Have you ever heard of a Sensory Analyst? Relatively unheard of until relatively recently, this profession is set to bring about significant changes in the food & beverage industry worldwide. And currently, it seems to be an entirely female-dominated field. When Sensory Value opened, almost 20 years ago, it was the very first agency of its kind, at a time when the concept of Sensory Analysis was yet unknown to most professionals in this business. This year the Spanish company is expanding from its native Spain to France and Italy, and it is providing a unique chance for Italian F&B companies to expand internationally.
What’s the point of Sensory Analysis?
We often hear that something is “an acquired taste”. This sentence is most commonly used when talking about foods that many find initially unpleasant and then grow to like – something that many experience when trying a foreign recipe for the first time. In the same way, different nations are known for appreciating different flavours and some delicacies are easier to export than others. While pizza and sushi, for instance, are pretty much universally popular, there are not many outside Sweden that will appreciate the strong pang of Surströmming and many Europeans and Americans still struggle with Kimchi.
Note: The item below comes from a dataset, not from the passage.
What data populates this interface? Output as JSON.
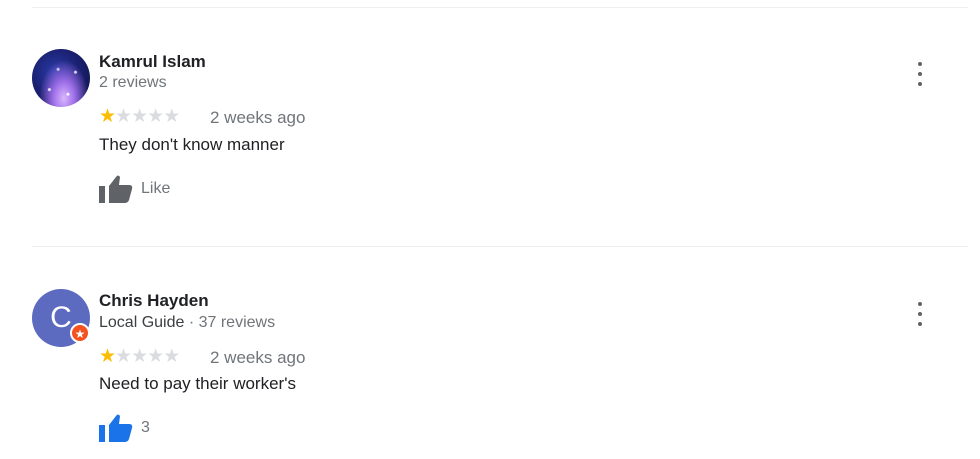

From a business perspective, this translates into the most common questions that come with the idea of international exports: “will the people of that country enjoy this product?” – This is where Sensory Analysis comes in. By analysing consumer trends in certain markets and carrying out a qualitative and quantitative evaluation of certain products, this technique can forecast, with a high level of accuracy, what the market’s reaction to the introduction of a certain product would be. With this comes the inevitable consultancy about the specific kind of campaign that is most likely to penetrate the desired consumer base effectively. Italian companies, particularly in the agricultural and food industries, are enthusiastically embracing this new trend.
Why do we like what we like?
Sensory analysis is carried out under complex experimental conditions, that include recreating the average temperature and weather in which the product will be consumed within a certain market. Culture and traditions are also factored into the product evaluation, taking into account, for instance, the dietary restrictions of certain religions and the presence of certain ingredients in traditional cooking. Most Middle-Eastern Countries, for instance, tend to favour sweet flavours with fruity – rather than milky or chocolaty – notes. American palates will generally welcome sweetened tastes, whereas most Asian Countries will classify a lot of non-spicy foods as too bland. Significant differences are also to be found in the way in which products are consumed. While Parmigiano Reggiano, for instance, is often consumed as a snack in Italy, and therefore sold in slabs or chunks, in the Middle-East it is almost exclusively sold in bags of pre-grated product.
Exporting your products to Italy: quality control
If you are planning on exporting your products to Italy, you should be aware that simple Sensory Analysis is not going to be enough to make your product both legal and successful. This is partly due to the universal fact that no Country is constituted by one homogenous audience – and that’s why competent Sensory Analysis divides each audience into statistically relevant sub-sections. But there is also another vital factor to consider when exporting to Italy: quality controls, which are among the strictest in the world when it comes to food & beverage. Meeting all the health and quality requirements needed to distribute your products in Italy might mean making significant adjustments to both your production and your communication.